Logan Hayes

Senior Kyra Henriques places second in Oviedo High School’s top 10 seniors.

Hunter Fuehrer, Sports Editor

At a young age, Kyra Henriques was diagnosed with aplastic anemia – a rare bone marrow disease. Now second in the class of 2023, she has skyrocketed to the top through her impressive intellect and hard work.

After her diagnosis in elementary school, she then received a bone marrow transplant from her brother. This is what started her interest in Science, Technology, Engineering, and Math.

“Being part of the top 10 of my graduating class was always my goal,” Henriques said. “I’m very excited to be salutatorian. I know the wealth of knowledge I’ve gained through the additional coursework will help me in life as well as in my future studies.”

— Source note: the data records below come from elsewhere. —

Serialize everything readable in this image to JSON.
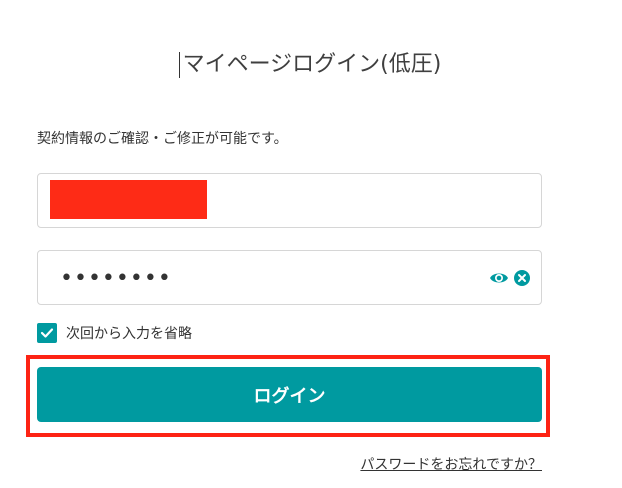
{
  "title": "マイページログイン(低圧)",
  "description": "契約情報のご確認・ご修正が可能です。",
  "fields": {
    "password_value": "••••••••"
  },
  "icons": {
    "show_password": "eye-icon",
    "clear_password": "clear-icon",
    "checkbox_check": "checkmark-icon"
  },
  "remember": {
    "label": "次回から入力を省略",
    "checked": true
  },
  "login_button": {
    "label": "ログイン"
  },
  "forgot_link": {
    "label": "パスワードをお忘れですか？"
  },
  "colors": {
    "accent": "#009aa0",
    "redaction": "#fe2b16",
    "highlight": "#fd2314",
    "border": "#d6d6d6"
  }
}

Henriques started participating in Science Fair competitions in sixth grade. Her most recent project, where she developed a raspberry pi-powered ferrofluid-based prototype to magnetically extract microplastics from water, has won her recognition in various competitions. 

This project would see her place second in the Chemistry category at the International Science and Engineering Fair, in the top 10 at the International Spellman Clean Tech Competition, and first in the Florida Junior Science and Humanities Symposium.

As a sophomore, she was selected by the U.S. State Department as a TechGirl Ambassador where she would collaborate with girls from primarily Middle Eastern and Central Asian countries to help further their love for STEM through service projects and research.

Later, she earned an opportunity to collaborate with girls from around the world conducting computational biology/bioinformatics research at Virginia Tech, which was eventually published. She was also selected as a Yale Young Global Scholar, where she had the opportunity to collaborate with like-minded students from around the world on current global and scientific challenges.

“My advice to other students aiming to make the top 10 of their class is to take challenging courses they are interested in. This makes the coursework much more enjoyable and worthwhile,” she said.

Founder and President of OHS Women in STEM chapter, Henriques aims to empower high school girls to be a part of the movement to increase female representation in STEM through workshops and guest speaker events.  The goal is to create a community for girls interested in STEM to learn more about their skill sets and motivate them to pursue STEM-focused careers.

She is also the President of Bioscience Club, where she helps to organize labs, guest speaker events, and outreach activities to enable students to explore the field of Biotechnology.

“I’ve performed STEM demonstrations for kids and guided visitors of all ages,” Kyra Henriques said. “In my free time I play the piano, bike, paint, and volunteer at my church.” 

Kyra has taken over 15 AP courses, as well as 15 dual enrollment courses at the same time she worked tirelessly in the Biotechnology program for four years. To build up her GPA, she took several courses that interest her outside of the required school course load.

Kyra’s greatest inspiration is her brother, who was Seminole High school’s IB valedictorian in 2021. He helps inspire her to persevere and stay positive when things don’t go as planned. Her goals for after high school is to go to college to study Biomedical Engineering, with her ultimate goal is to give back to the medical field by helping find cures and treatments for young children suffering from rare disorders.